1. When the running game struggled last season, Tomlinson pointed to play-calling and Turner's desire to run the offense through Rivers. The comments did not sit well with Turner, who bit his tongue out of respect for the local icon. Yet when asked if there's a possibility he might run Mathews more than normal to prove that the struggles were about Tomlinson and not the play-calling, Turner said: "Maybe subconsciously there is. I hate to get where you personalize something. What you really want to do is have the best team that you can have."
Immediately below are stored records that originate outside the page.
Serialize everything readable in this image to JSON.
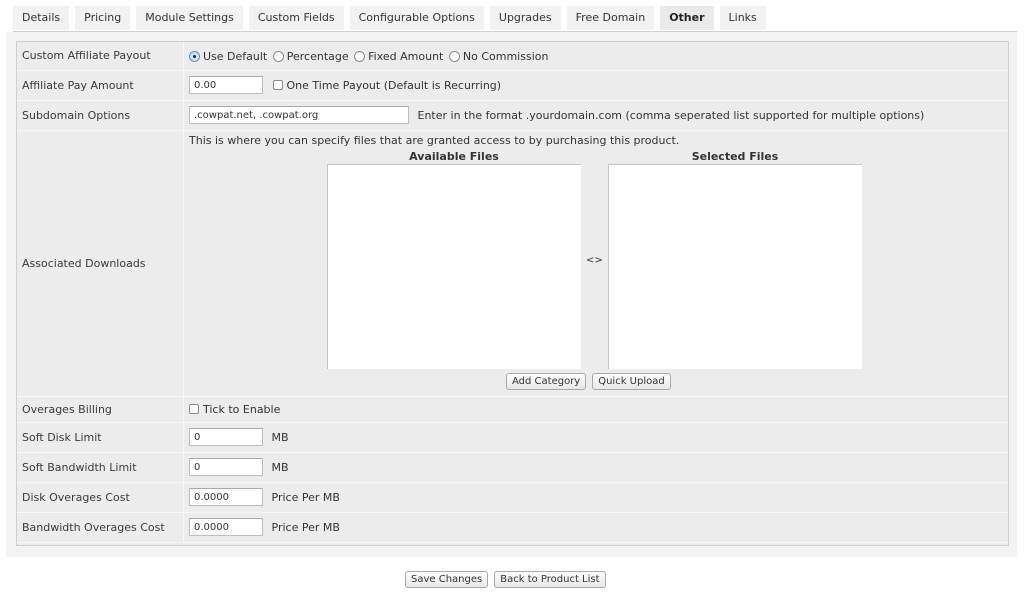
{
  "tabs": [
    {
      "label": "Details",
      "active": false
    },
    {
      "label": "Pricing",
      "active": false
    },
    {
      "label": "Module Settings",
      "active": false
    },
    {
      "label": "Custom Fields",
      "active": false
    },
    {
      "label": "Configurable Options",
      "active": false
    },
    {
      "label": "Upgrades",
      "active": false
    },
    {
      "label": "Free Domain",
      "active": false
    },
    {
      "label": "Other",
      "active": true
    },
    {
      "label": "Links",
      "active": false
    }
  ],
  "form": {
    "custom_affiliate_payout": {
      "label": "Custom Affiliate Payout",
      "options": [
        {
          "label": "Use Default",
          "selected": true
        },
        {
          "label": "Percentage",
          "selected": false
        },
        {
          "label": "Fixed Amount",
          "selected": false
        },
        {
          "label": "No Commission",
          "selected": false
        }
      ]
    },
    "affiliate_pay_amount": {
      "label": "Affiliate Pay Amount",
      "value": "0.00",
      "one_time_label": "One Time Payout (Default is Recurring)",
      "one_time_checked": false
    },
    "subdomain_options": {
      "label": "Subdomain Options",
      "value": ".cowpat.net, .cowpat.org",
      "hint": "Enter in the format .yourdomain.com (comma seperated list supported for multiple options)"
    },
    "associated_downloads": {
      "label": "Associated Downloads",
      "description": "This is where you can specify files that are granted access to by purchasing this product.",
      "available_header": "Available Files",
      "selected_header": "Selected Files",
      "available_files": [],
      "selected_files": [],
      "swap_label": "<>",
      "add_category_label": "Add Category",
      "quick_upload_label": "Quick Upload"
    },
    "overages_billing": {
      "label": "Overages Billing",
      "checkbox_label": "Tick to Enable",
      "checked": false
    },
    "soft_disk_limit": {
      "label": "Soft Disk Limit",
      "value": "0",
      "unit": "MB"
    },
    "soft_bandwidth_limit": {
      "label": "Soft Bandwidth Limit",
      "value": "0",
      "unit": "MB"
    },
    "disk_overages_cost": {
      "label": "Disk Overages Cost",
      "value": "0.0000",
      "unit": "Price Per MB"
    },
    "bandwidth_overages_cost": {
      "label": "Bandwidth Overages Cost",
      "value": "0.0000",
      "unit": "Price Per MB"
    }
  },
  "actions": {
    "save_label": "Save Changes",
    "back_label": "Back to Product List"
  }
}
2. 2008 top draft pick Antoine Cason was benched as the nickel cornerback last season, but he's being given the first opportunity to replace the traded Cromartie as a starting corner this year. Why will he succeed at corner when he struggled at nickel? "He's more comfortable," Rivera says. "He plays better from the outside looking in, because he's got better vision for that. You put him in the middle, in the slot, and he's got to see both sides of the field. But as a guy out on an edge, out on that island, looking from outside in, has helped him."
3. Now that Cromartie has been traded to the Jets, more players are expressing their belief that his departure is addition by subtraction. For instance, when asked why the defense would be better with Cason instead of Cromartie, Cooper, the starting inside linebacker, said: "Antoine is very unselfish. He's all about the team. He's not worried about putting up big numbers. He wants to play within the defense and make plays. He wants to make sure that we win games."
4. Free-agent signee Strickland will get the first shot to replace Steve Gregory at nickel back. Rivera says the move will give the defense greater versatility because Gregory can return to safety but still fill in at nickel if necessary.
5. Rookie Darrell Stuckey, a fourth-round pick out of Kansas, has opened eyes. He was so impressive during OTAs that he's getting reps with the first unit in camp. The starting job at strong safety is basically his to lose.
6. Philip Rivers says a focus for him this year is being more patient in the pocket. He said there were times last year, particularly in the playoff loss to the Jets, where he would move 3 yards when he only needed to slide 3 feet. Consequently his ball placement wasn't as precise as he wanted.
7. Why does Turner believe this could be his best team since arriving in San Diego? "It's not spin," Turner says. "We're bigger, we're stronger and we're faster. Some of the guys that we've added and are going to ask to play, they're bigger, stronger, faster. So we have a chance to grow as a team."